RECORDS TO PROCESS:
———
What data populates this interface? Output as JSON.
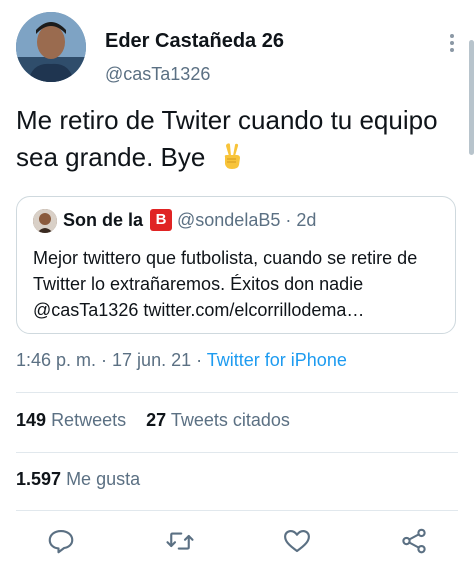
{
  "author": {
    "name": "Eder Castañeda 26",
    "handle": "@casTa1326"
  },
  "tweet": {
    "text": "Me retiro de Twiter cuando tu equipo sea grande. Bye",
    "emoji": "victory-hand-emoji"
  },
  "quote": {
    "name": "Son de la",
    "badge": "B",
    "handle": "@sondelaB5 · 2d",
    "text": "Mejor twittero que futbolista, cuando se retire de Twitter lo extrañaremos. Éxitos don nadie @casTa1326 twitter.com/elcorrillodema…"
  },
  "meta": {
    "time_date": "1:46 p. m. · 17 jun. 21 · ",
    "source": "Twitter for iPhone"
  },
  "stats": {
    "retweets_count": "149",
    "retweets_label": "Retweets",
    "quotes_count": "27",
    "quotes_label": "Tweets citados",
    "likes_count": "1.597",
    "likes_label": "Me gusta"
  },
  "actions": [
    "reply-icon",
    "retweet-icon",
    "like-icon",
    "share-icon"
  ],
  "colors": {
    "link": "#1d9bf0",
    "secondary_text": "#5b7083",
    "badge": "#e02424"
  }
}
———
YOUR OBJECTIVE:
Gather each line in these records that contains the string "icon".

REPLY:
    "reply-icon",
    "retweet-icon",
    "like-icon",
    "share-icon"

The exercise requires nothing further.